Free Press sports writers Orion Sang and Rainer Sabin break down Michigan football’s Week 5 matchup at Rutgers on Saturday night:
Sang: "Michigan football could lose to Rutgers." If you told people that before the season, they would’ve laughed at you. But we’re in Week 5 now, and the possibility of the Wolverines losing to the Big Ten’s doormat is very, very real. Michigan is 1-3, riding a three-game losing streak, and has lost by a wider margin with each passing week. Let’s break down how this all happened — and why the Wolverines have a seemingly difficult matchup this week at Rutgers.
Sabin: The Vegas oddsmakers still favor Michigan in this matchup, but I think it will be closer than the line would suggest. The Wolverines have a confidence issue that extends from the coaches to the players. That’s reflected in the quarterback situation, which appears up in the air at this point. The fact that Michigan is contemplating a change at such an important position during the midpoint of the season indicates that the Wolverines are searching for answers.
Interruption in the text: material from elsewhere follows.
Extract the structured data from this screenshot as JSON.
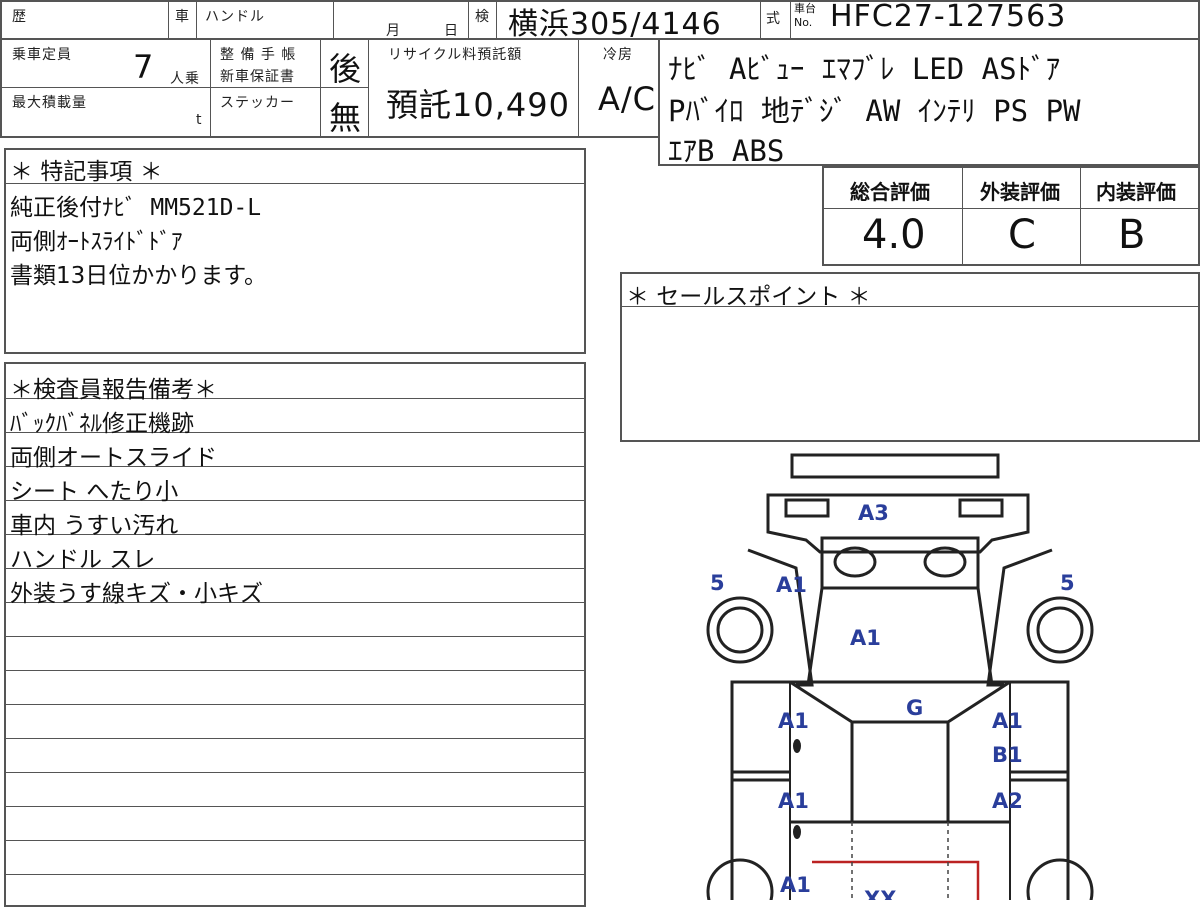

Sang: Yeah, I think the lack of confidence is a huge issue. Michigan has not led in the past three weeks and has given up the first touchdown in all four games this season. So the Wolverines are getting hit in the mouth at the start of every game — and the response has been lackluster. Last week’s game was the worst, as Michigan looked lethargic in falling behind 28-0 in the first half. This already isn’t the most talented or experienced team — so it’s an issue when the Wolverines start out slow and play tentatively.
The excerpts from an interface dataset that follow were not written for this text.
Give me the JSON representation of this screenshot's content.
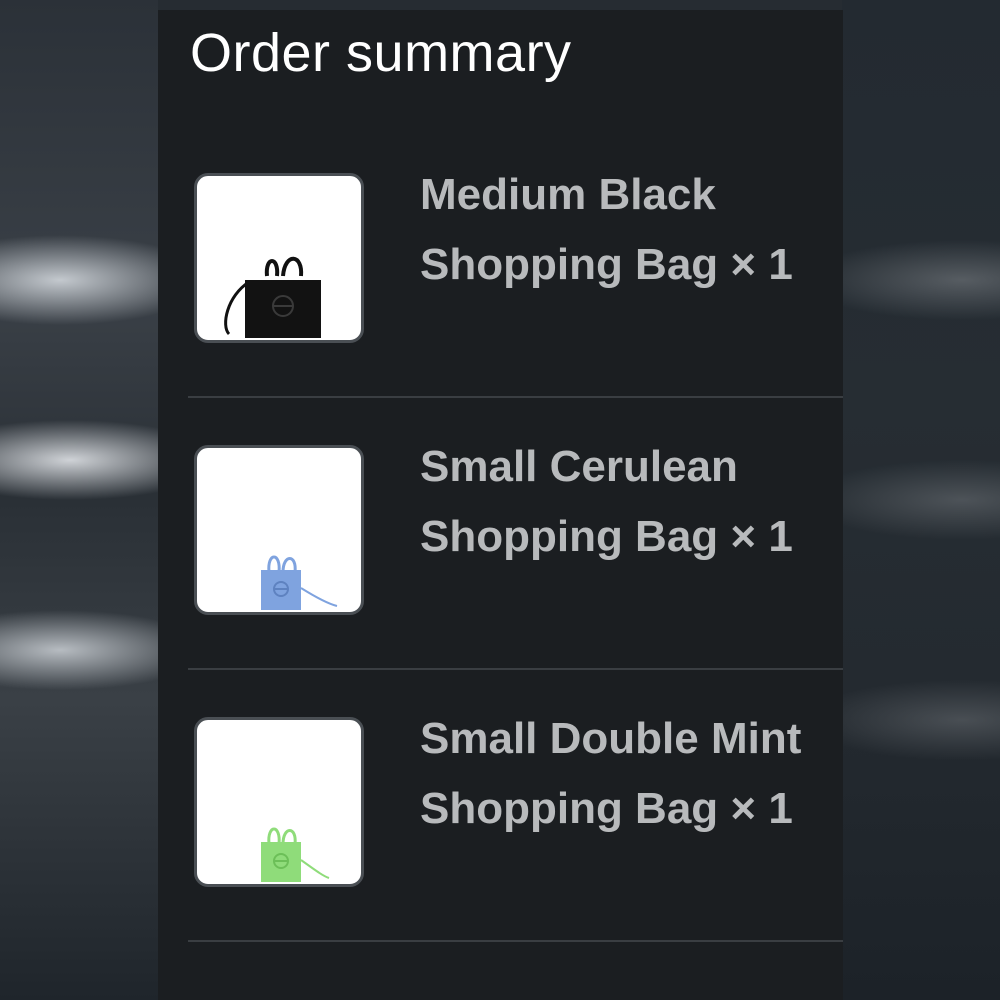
{
  "header": {
    "title": "Order summary"
  },
  "items": [
    {
      "line1": "Medium Black",
      "line2": "Shopping Bag × 1",
      "image_icon": "black-tote-bag-icon",
      "color": "#111111"
    },
    {
      "line1": "Small Cerulean",
      "line2": "Shopping Bag × 1",
      "image_icon": "cerulean-tote-bag-icon",
      "color": "#7fa3df"
    },
    {
      "line1": "Small Double Mint",
      "line2": "Shopping Bag × 1",
      "image_icon": "mint-tote-bag-icon",
      "color": "#8fdc7a"
    }
  ]
}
Sabin: True. And it seems to be a struggle for Michigan in all aspects. The offense keeps getting behind schedule and finding itself in unfavorable down-and-distance situations. The defense is hemorrhaging yards on the ground and through the air — depending on how the opponent chooses to attack the Wolverines. And it doesn’t seem Michigan is capable of scheming its way out of these problems because ultimately it’s a talent issue. This is clearly the worst roster Michigan has had during Jim Harbaugh’s tenure.
Sang: And that last part shouldn’t be too much of a surprise — the Wolverines were near the bottom of the nation in returning production, and that was before Nico Collins and Ambry Thomas opted out. Add in injuries to Kwity Paye, Aidan Hutchinson and Jalen Mayfield, and you could argue that Michigan has played much of this season without its five best players. Of course, the Wolverines have still recruited better than Wisconsin and Indiana, both of whom blew them out in consecutive weeks, so this seems like a development and inexperience problem — in addition to not having the same level of talent as previous years.
Sabin: Interestingly, this game could have recruiting implications. Michigan has veered away from New Jersey in this last cycle, in part, because former assistants Chris Partridge and Anthony Campanile left the staff this offseason. A victory by Rutgers could potentially hurt Michigan’s ability to re-enter the mix in New Jersey, which new/old coach Greg Schiano is trying to lock down. A victory over the Wolverines would signal to prospects in that state that the Scarlet Knights have closed the gap between the two programs, which was as wide as ever only a few years ago.
Sang: Let’s take a look at how Michigan might win this game. The big question is who the Wolverines will start under center — but regardless of whether it’s Joe Milton or Cade McNamara, I think the offense could do more to help out the quarterback. Milton has faced countless second- and third-and-longs this season. I think a successful game-plan for the Wolverines starts with re-establishing the run game and staying ahead of schedule during early downs. And defensively — I think the easiest way to put it would be like this: Michigan just needs to play better, from avoiding costly penalties, getting pressure, defending the run and covering receivers.
Sabin: Jim Harbaugh said everything was on the table this week. And I think they need to take a hard look at how they deploy the running backs. A committee of four seems excessive. I wonder if the Wolverines will streamline the ground game in that aspect. I also could see offensive coordinator Josh Gattis giving his quarterback — whomever it may be — some rhythm throws to start the game. I think one of the recurring problems is that Milton has been forced to make too many challenging passes in the early stages of games, and that goes back to the fact that they are behind schedule and having to cover a lot of ground on third downs.
Sang: If Michigan does win, I think it’ll be closer than the betting line indicates — and much closer than anyone would’ve thought before the season. And that seems like a pretty accurate summation of where this program is right now: It needs to beat Rutgers, yet it’s no guarantee that will happen.
Sabin: I agree. The fact remains that opponents get up to play Michigan, even when Michigan is down. So, expect Rutgers to play at an optimal level. And the Wolverines are not good enough to just show up in Piscataway and get a victory. This figures to be a close game.
This article originally appeared on Detroit Free Press: Breaking down Michigan football's game at Rutgers